When North Carolina’s Marvin Williams, Raymond Felton, Sean May and Rashad McCants were all chosen in the NBA draft lottery in 2005, coach Roy Williams was in the Green Room with them. He made the same trip in 2009, when Tyler Hansbrough was the first of another Tar Heels quartet to be drafted over two rounds.
But Roy Williams doesn’t know yet whether he’ll be making the trip to Newark, N.J., on June 28, when Harrison Barnes, John Henson, Tyler Zeller and Kendall Marshall are all expected to be chosen in the first round of this year's draft.
“I’ve always thought it was family time," Roy Williams said earlier this week. “Marvin was just insistent, and felt very strongly that I should go. And then with having Sean and Raymond and Rashad, I thought they would all go in the lottery, and that was important at that time. And Tyler Hansbrough was pretty insistent that I go [in ‘09], and I enjoyed that time.
“But most of the time, I try to leave it to them. And the NBA limits how many seats they have at the table in the so-called Green Room -- which isn’t really green at all.

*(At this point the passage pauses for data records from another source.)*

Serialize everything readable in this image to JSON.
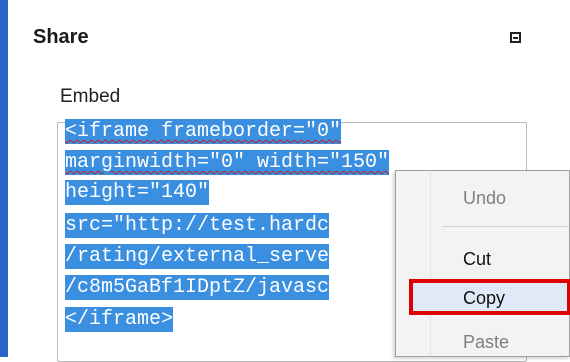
{
  "panel": {
    "title": "Share",
    "embed_label": "Embed",
    "embed_code": [
      "<iframe frameborder=\"0\"",
      "marginwidth=\"0\" width=\"150\"",
      "height=\"140\"",
      "src=\"http://test.hardc",
      "/rating/external_serve",
      "/c8m5GaBf1IDptZ/javasc",
      "</iframe>"
    ]
  },
  "context_menu": {
    "items": [
      {
        "label": "Undo",
        "state": "disabled"
      },
      {
        "label": "Cut",
        "state": "enabled"
      },
      {
        "label": "Copy",
        "state": "highlighted"
      },
      {
        "label": "Paste",
        "state": "disabled"
      }
    ]
  },
  "colors": {
    "selection": "#3a8fe0",
    "highlight_border": "#e00000",
    "window_border": "#2a64c8"
  },
  "icons": {
    "collapse": "collapse-icon"
  }
}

But we are going to wait and see, and talk about it, and we’ll make a decision as we get a little closer.”
How high will this foursome go in the draft compared to the previous quartets (who entered the draft after winning NCAA titles)?
In 2005, the UNC players were all chosen in the top 14 (Marvin Williams second, Felton fifth, May 13th and McCants 14th). In 2009, Hansbrough went 13th, Ty Lawson went 18th, Wayne Ellington went 28th, and Danny Green was taken in the second round at 46th overall.
ESPN.com's Chad Ford predicts Barnes, Henson, Zeller and Marshall will go in the top 17 in his latest mock draft.
MORE ON MARSHALL’S ELBOW: When Roy Williams was asked if he knew that Marshall had also fractured his elbow when the point guard broke his wrist during UNC’s NCAA tournament victory over Creighton in March, the coach said no.
“That’s something that came up later,’’ said Williams, who had held out some hope that the sophomore might be able to play in the days after he had surgery on the wrist.
Marshall revealed in a recent interview with the IMG Basketball Academy blog that the wrist isn’t the only injury he has been dealing with.
“My wrist is almost 100 percent,’’ he told the blog. “What people didn’t know is that I also fractured my elbow. That’s been the toughest thing for me to deal with, still not being able to go full contact. Hopefully, I’ll be ready to go by the combine.”
Marshall's injuries -- and the "what if?" scenario had he been healthy -- remain a lingering bruise for Williams and the team.
"As somebody said on the Ram's Club circuit: It was a great, great year with a very sad ending,'' Williams said. "You would like to have been healthy and seen what you could do when you were healthy, because down the stretch in the regular season, we played pretty doggone well."
Follow Robbi Pickeral on Twitter at @bylinerp.